As a speaker trainer and coach, I focus a lot on delivery skills. Some clients get frustrated, because they think the heart of the matter should be what they’re saying – not what they’re doing. But a focus on content is not the key to a successful presentation. Research has confirmed that 93 percent of your communication impact comes from how you look and sound. That’s going to determine how your content is interpreted. I use the acronym S.P.E.A.K.E.R. to capture the seven key delivery skills a speaker should master.
Smile Posture Eye Communication Appearance Kinesics Expressive Vocals Resting Places for Your Hands
This article deals with Appearance.
While most of the other points in my SPEAKER acronym also deal with some aspect of appearance, I created this category to deal with two very specific subsets of your appearance: attire and distracting mannerisms. This article covers Distracting Mannerisms. When you’re in front of a room, you want an appearance that commands attention, gives you credibility, imbues you with power. How you appear to your audience has an impact on your believability and how receptive they’ll be to your message. Distracting Mannerisms can detract from this appearance.

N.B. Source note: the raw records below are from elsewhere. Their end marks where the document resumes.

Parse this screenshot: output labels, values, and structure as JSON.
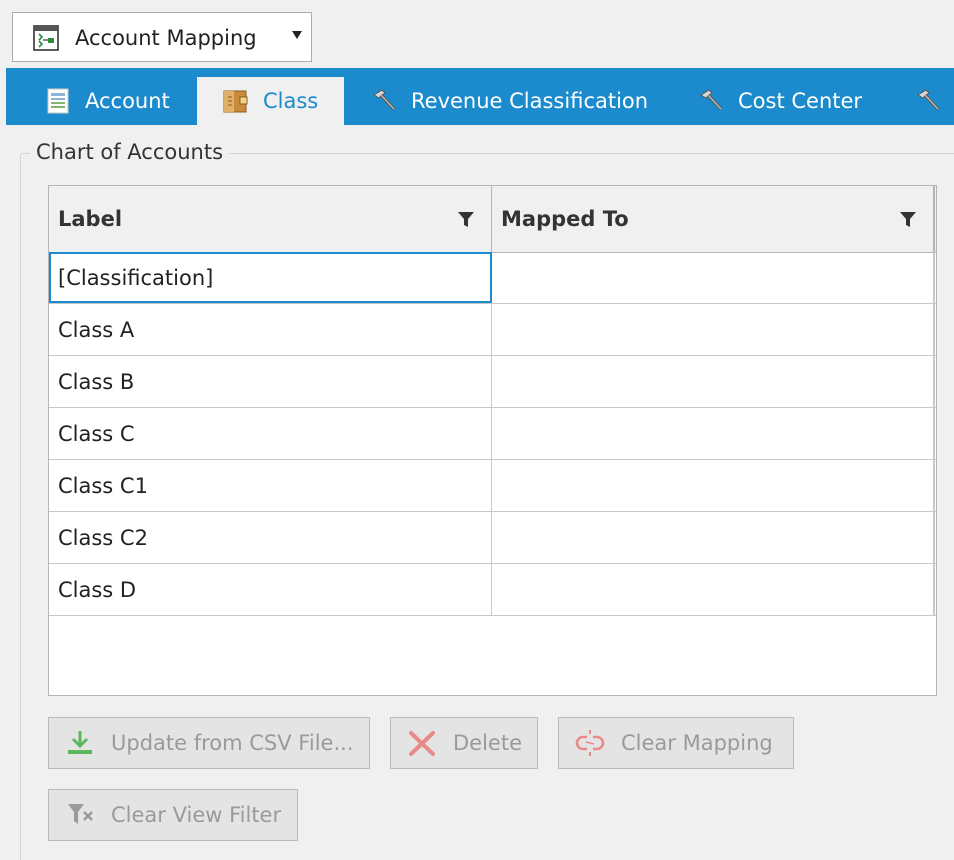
{
  "selector": {
    "value": "Account Mapping"
  },
  "tabs": [
    {
      "label": "Account",
      "icon": "account-sheet-icon"
    },
    {
      "label": "Class",
      "icon": "class-folder-icon",
      "active": true
    },
    {
      "label": "Revenue Classification",
      "icon": "hammer-icon"
    },
    {
      "label": "Cost Center",
      "icon": "hammer-icon"
    }
  ],
  "group": {
    "title": "Chart of Accounts"
  },
  "grid": {
    "columns": [
      "Label",
      "Mapped To"
    ],
    "rows": [
      {
        "label": "[Classification]",
        "mapped": ""
      },
      {
        "label": "Class A",
        "mapped": ""
      },
      {
        "label": "Class B",
        "mapped": ""
      },
      {
        "label": "Class C",
        "mapped": ""
      },
      {
        "label": "Class C1",
        "mapped": ""
      },
      {
        "label": "Class C2",
        "mapped": ""
      },
      {
        "label": "Class D",
        "mapped": ""
      }
    ],
    "selected_row": 0
  },
  "buttons": {
    "update_csv": "Update from CSV File...",
    "delete": "Delete",
    "clear_mapping": "Clear Mapping",
    "clear_view_filter": "Clear View Filter"
  },
  "colors": {
    "accent": "#1b8bce",
    "background": "#f0f0f0",
    "disabled_text": "#9a9a9a"
  }
}
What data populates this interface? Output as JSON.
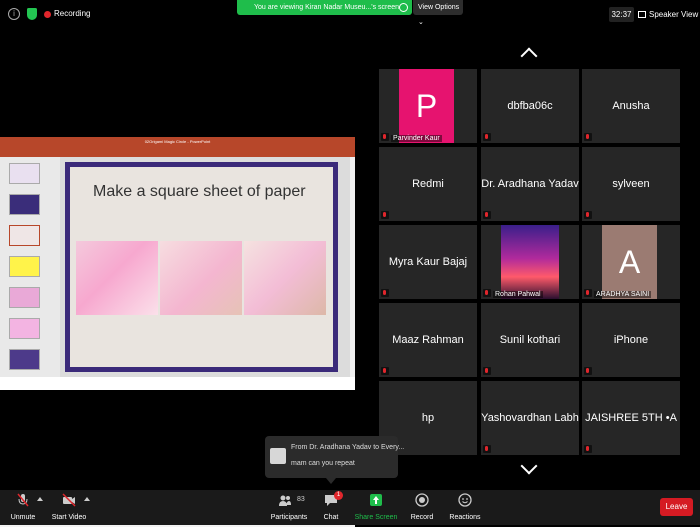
{
  "topbar": {
    "recording_label": "Recording",
    "share_banner": "You are viewing Kiran Nadar Museu...'s screen",
    "view_options": "View Options",
    "timer": "32:37",
    "speaker_view": "Speaker View"
  },
  "slide": {
    "title": "Make a square sheet of paper",
    "window_title": "02Origami Magic Circle - PowerPoint"
  },
  "tiles": [
    {
      "name": "",
      "label": "Parvinder Kaur",
      "avatar": "P",
      "avatar_color": "#e6136f"
    },
    {
      "name": "dbfba06c",
      "label": ""
    },
    {
      "name": "Anusha",
      "label": ""
    },
    {
      "name": "Redmi",
      "label": ""
    },
    {
      "name": "Dr. Aradhana Yadav",
      "label": ""
    },
    {
      "name": "sylveen",
      "label": ""
    },
    {
      "name": "Myra Kaur Bajaj",
      "label": ""
    },
    {
      "name": "",
      "label": "Rohan Pahwal"
    },
    {
      "name": "",
      "label": "ARADHYA SAINI",
      "avatar": "A",
      "avatar_color": "#9b7b72"
    },
    {
      "name": "Maaz Rahman",
      "label": ""
    },
    {
      "name": "Sunil kothari",
      "label": ""
    },
    {
      "name": "iPhone",
      "label": ""
    },
    {
      "name": "hp",
      "label": ""
    },
    {
      "name": "Yashovardhan Labh",
      "label": ""
    },
    {
      "name": "JAISHREE 5TH •A",
      "label": ""
    }
  ],
  "chat_toast": {
    "from": "From Dr. Aradhana Yadav to Every...",
    "message": "mam can you repeat"
  },
  "toolbar": {
    "unmute": "Unmute",
    "start_video": "Start Video",
    "participants": "Participants",
    "participants_count": "83",
    "chat": "Chat",
    "chat_badge": "1",
    "share_screen": "Share Screen",
    "record": "Record",
    "reactions": "Reactions",
    "leave": "Leave"
  },
  "colors": {
    "share_green": "#1fbd4b",
    "leave_red": "#d51b23",
    "tile_bg": "#262626"
  }
}
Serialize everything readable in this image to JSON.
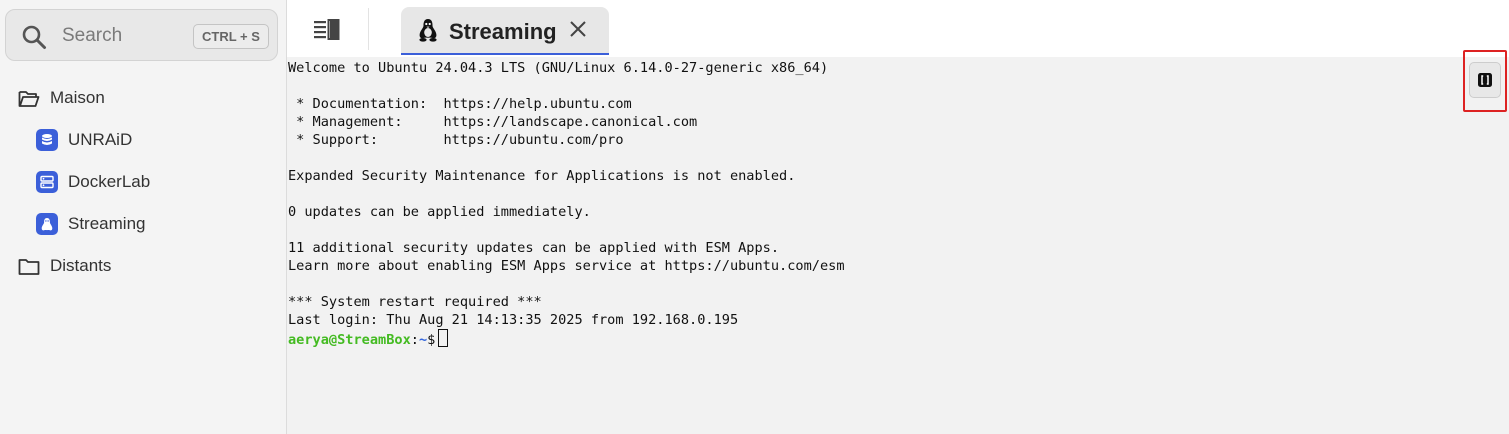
{
  "sidebar": {
    "search": {
      "placeholder": "Search",
      "shortcut": "CTRL + S"
    },
    "groups": [
      {
        "label": "Maison",
        "icon": "folder-open-icon"
      },
      {
        "label": "Distants",
        "icon": "folder-icon"
      }
    ],
    "hosts": [
      {
        "label": "UNRAiD",
        "icon": "database-icon"
      },
      {
        "label": "DockerLab",
        "icon": "server-icon"
      },
      {
        "label": "Streaming",
        "icon": "linux-penguin-icon"
      }
    ]
  },
  "tabs": [
    {
      "label": "Streaming",
      "icon": "linux-penguin-icon",
      "active": true
    }
  ],
  "terminal": {
    "lines": [
      "Welcome to Ubuntu 24.04.3 LTS (GNU/Linux 6.14.0-27-generic x86_64)",
      "",
      " * Documentation:  https://help.ubuntu.com",
      " * Management:     https://landscape.canonical.com",
      " * Support:        https://ubuntu.com/pro",
      "",
      "Expanded Security Maintenance for Applications is not enabled.",
      "",
      "0 updates can be applied immediately.",
      "",
      "11 additional security updates can be applied with ESM Apps.",
      "Learn more about enabling ESM Apps service at https://ubuntu.com/esm",
      "",
      "*** System restart required ***",
      "Last login: Thu Aug 21 14:13:35 2025 from 192.168.0.195"
    ],
    "prompt": {
      "user": "aerya@StreamBox",
      "sep": ":",
      "path": "~",
      "symbol": "$"
    }
  },
  "colors": {
    "accent": "#3b5fd9",
    "prompt_user": "#44bb22",
    "prompt_path": "#3366dd",
    "highlight": "#dd2222"
  },
  "floating_button": {
    "icon": "snippet-brackets-icon"
  }
}
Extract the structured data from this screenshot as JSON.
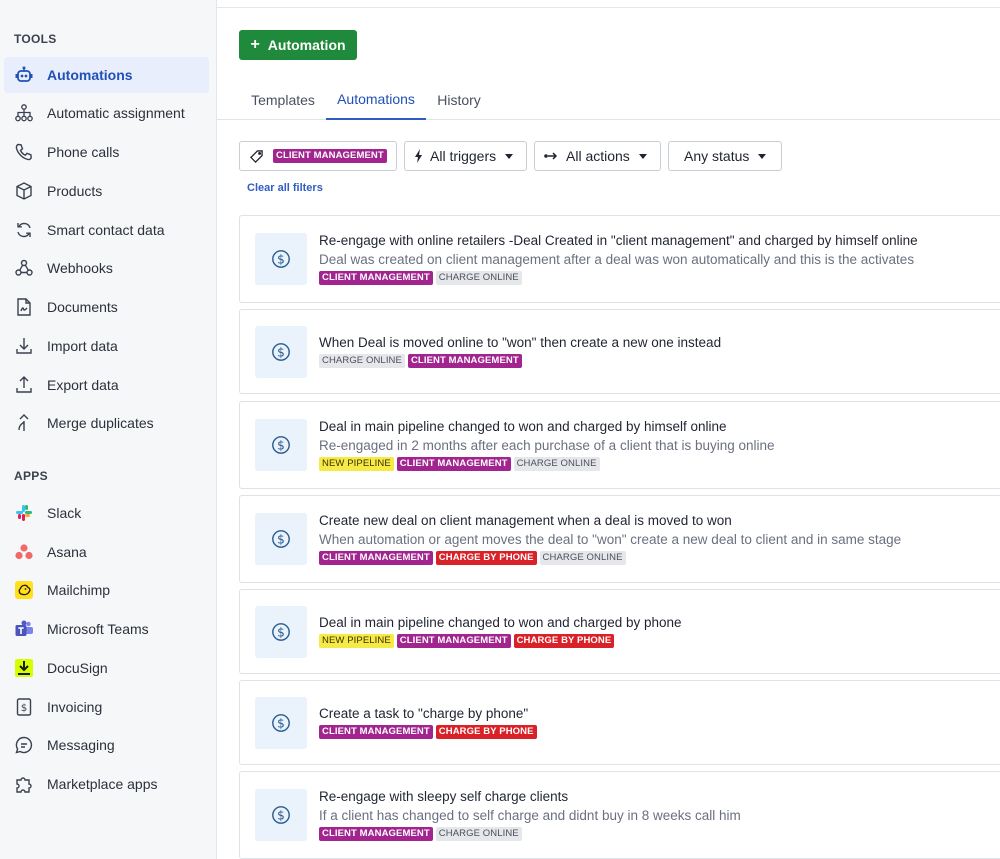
{
  "sidebar": {
    "tools_title": "TOOLS",
    "apps_title": "APPS",
    "tools": [
      {
        "label": "Automations",
        "icon": "automation-robot-icon",
        "active": true
      },
      {
        "label": "Automatic assignment",
        "icon": "assignment-tree-icon"
      },
      {
        "label": "Phone calls",
        "icon": "phone-icon"
      },
      {
        "label": "Products",
        "icon": "box-icon"
      },
      {
        "label": "Smart contact data",
        "icon": "sync-icon"
      },
      {
        "label": "Webhooks",
        "icon": "webhook-icon"
      },
      {
        "label": "Documents",
        "icon": "document-icon"
      },
      {
        "label": "Import data",
        "icon": "import-icon"
      },
      {
        "label": "Export data",
        "icon": "export-icon"
      },
      {
        "label": "Merge duplicates",
        "icon": "merge-icon"
      }
    ],
    "apps": [
      {
        "label": "Slack",
        "icon": "slack-icon"
      },
      {
        "label": "Asana",
        "icon": "asana-icon"
      },
      {
        "label": "Mailchimp",
        "icon": "mailchimp-icon"
      },
      {
        "label": "Microsoft Teams",
        "icon": "teams-icon"
      },
      {
        "label": "DocuSign",
        "icon": "docusign-icon"
      },
      {
        "label": "Invoicing",
        "icon": "invoice-icon"
      },
      {
        "label": "Messaging",
        "icon": "message-icon"
      },
      {
        "label": "Marketplace apps",
        "icon": "puzzle-icon"
      }
    ]
  },
  "header": {
    "add_button": "Automation",
    "add_icon": "+"
  },
  "tabs": [
    {
      "label": "Templates"
    },
    {
      "label": "Automations",
      "active": true
    },
    {
      "label": "History"
    }
  ],
  "filters": {
    "tag_filter": "CLIENT MANAGEMENT",
    "triggers": "All triggers",
    "actions": "All actions",
    "status": "Any status",
    "clear": "Clear all filters"
  },
  "colors": {
    "accent": "#2f5dc4",
    "add_button": "#1f8a3b",
    "client_management": "#a1248f",
    "charge_by_phone": "#d92128",
    "new_pipeline": "#f6ea46",
    "charge_online": "#e5e7ea"
  },
  "automations": [
    {
      "title": "Re-engage with online retailers -Deal Created in \"client management\" and charged by himself online",
      "description": "Deal was created on client management after a deal was won automatically and this is the activates",
      "tags": [
        {
          "label": "CLIENT MANAGEMENT",
          "kind": "cm"
        },
        {
          "label": "CHARGE ONLINE",
          "kind": "co"
        }
      ]
    },
    {
      "title": "When Deal is moved online to \"won\" then create a new one instead",
      "description": "",
      "tags": [
        {
          "label": "CHARGE ONLINE",
          "kind": "co"
        },
        {
          "label": "CLIENT MANAGEMENT",
          "kind": "cm"
        }
      ]
    },
    {
      "title": "Deal in main pipeline changed to won and charged by himself online",
      "description": "Re-engaged in 2 months after each purchase of a client that is buying online",
      "tags": [
        {
          "label": "NEW PIPELINE",
          "kind": "np"
        },
        {
          "label": "CLIENT MANAGEMENT",
          "kind": "cm"
        },
        {
          "label": "CHARGE ONLINE",
          "kind": "co"
        }
      ]
    },
    {
      "title": "Create new deal on client management when a deal is moved to won",
      "description": "When automation or agent moves the deal to \"won\" create a new deal to client and in same stage",
      "tags": [
        {
          "label": "CLIENT MANAGEMENT",
          "kind": "cm"
        },
        {
          "label": "CHARGE BY PHONE",
          "kind": "cp"
        },
        {
          "label": "CHARGE ONLINE",
          "kind": "co"
        }
      ]
    },
    {
      "title": "Deal in main pipeline changed to won and charged by phone",
      "description": "",
      "tags": [
        {
          "label": "NEW PIPELINE",
          "kind": "np"
        },
        {
          "label": "CLIENT MANAGEMENT",
          "kind": "cm"
        },
        {
          "label": "CHARGE BY PHONE",
          "kind": "cp"
        }
      ]
    },
    {
      "title": "Create a task to \"charge by phone\"",
      "description": "",
      "tags": [
        {
          "label": "CLIENT MANAGEMENT",
          "kind": "cm"
        },
        {
          "label": "CHARGE BY PHONE",
          "kind": "cp"
        }
      ]
    },
    {
      "title": "Re-engage with sleepy self charge clients",
      "description": "If a client has changed to self charge and didnt buy in 8 weeks call him",
      "tags": [
        {
          "label": "CLIENT MANAGEMENT",
          "kind": "cm"
        },
        {
          "label": "CHARGE ONLINE",
          "kind": "co"
        }
      ]
    }
  ]
}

Have you ever seen a speaker do or say something that absolutely drove you to distraction? Things like jingling change in his pocket, or playing with her hair, or saying “um” every few seconds. If you want an appearance that’s poised and credible in front of an audience, be aware of and avoid any of those little pesky traits that serve no purpose except to drive an audience crazy. If you remember that movement that’s purposeful has power, then any movement that’s not purposeful is a distracting mannerism. Let’s look at three categories:
1. Anything you put in your hands. A prop gives you purposeful movement. If you held up a globe to point out a location in Asia, that would be purposeful. But if you didn’t put it down afterwards, and just started idly spinning it on its axis while you were talking, that wouldn’t be purposeful, just distracting.
Other examples: repeatedly clicking a pen, twisting a paper clip every which way, folding and bending your notes, fiddling with the cordless mouse so much that the PowerPoint advances several slides. None of these actions is purposeful, and the end result is an appearance that conveys anxiety and discomfort. The best rule of thumb is, unless you have a specific, purposeful use for an object, keep things out of your hands. That way, you won’t be tempted to play with them.
2. Yourself. This includes playing with your hair, fingering a button, twisting a ring, playing with jewelry, tugging at your cuffs, shoving glasses up your nose, etc. It’s one thing to purposefully brush a lock of hair out of your. But when those kinds of movements are repetitive, they serve no purpose, except to distract.
3. Vocal tics. You know, haven’t you, um, ever heard, uh, a speaker who, you know, couldn’t seem to, ah, get through a sentence, you know, without, um, filling it with nonwords.
These nonwords–also called fillers, vocal tics, word whiskers–have no meaning. They’re not purposeful. The most common culprits are: um, uh, and you know. But it could be anything. I’ve heard speakers whose fillers were whole sentences. One that comes to mind is a man who ended virtually every sentence with, “Ya know what I mean?” When the fillers are overwhelming, the audience isn’t listening to what you say. They’re too busy counting the “ums”.
The thing about distracting mannerisms is that they’re just that-distracting. They detract from what we have to say and usually make us look nervous and ill at ease. The best way I know to avoid these nasty image-detractors is to get yourself videotaped. Only when you see yourself as others do can you really appreciate how you might be sabotaging your presence in front of an audience.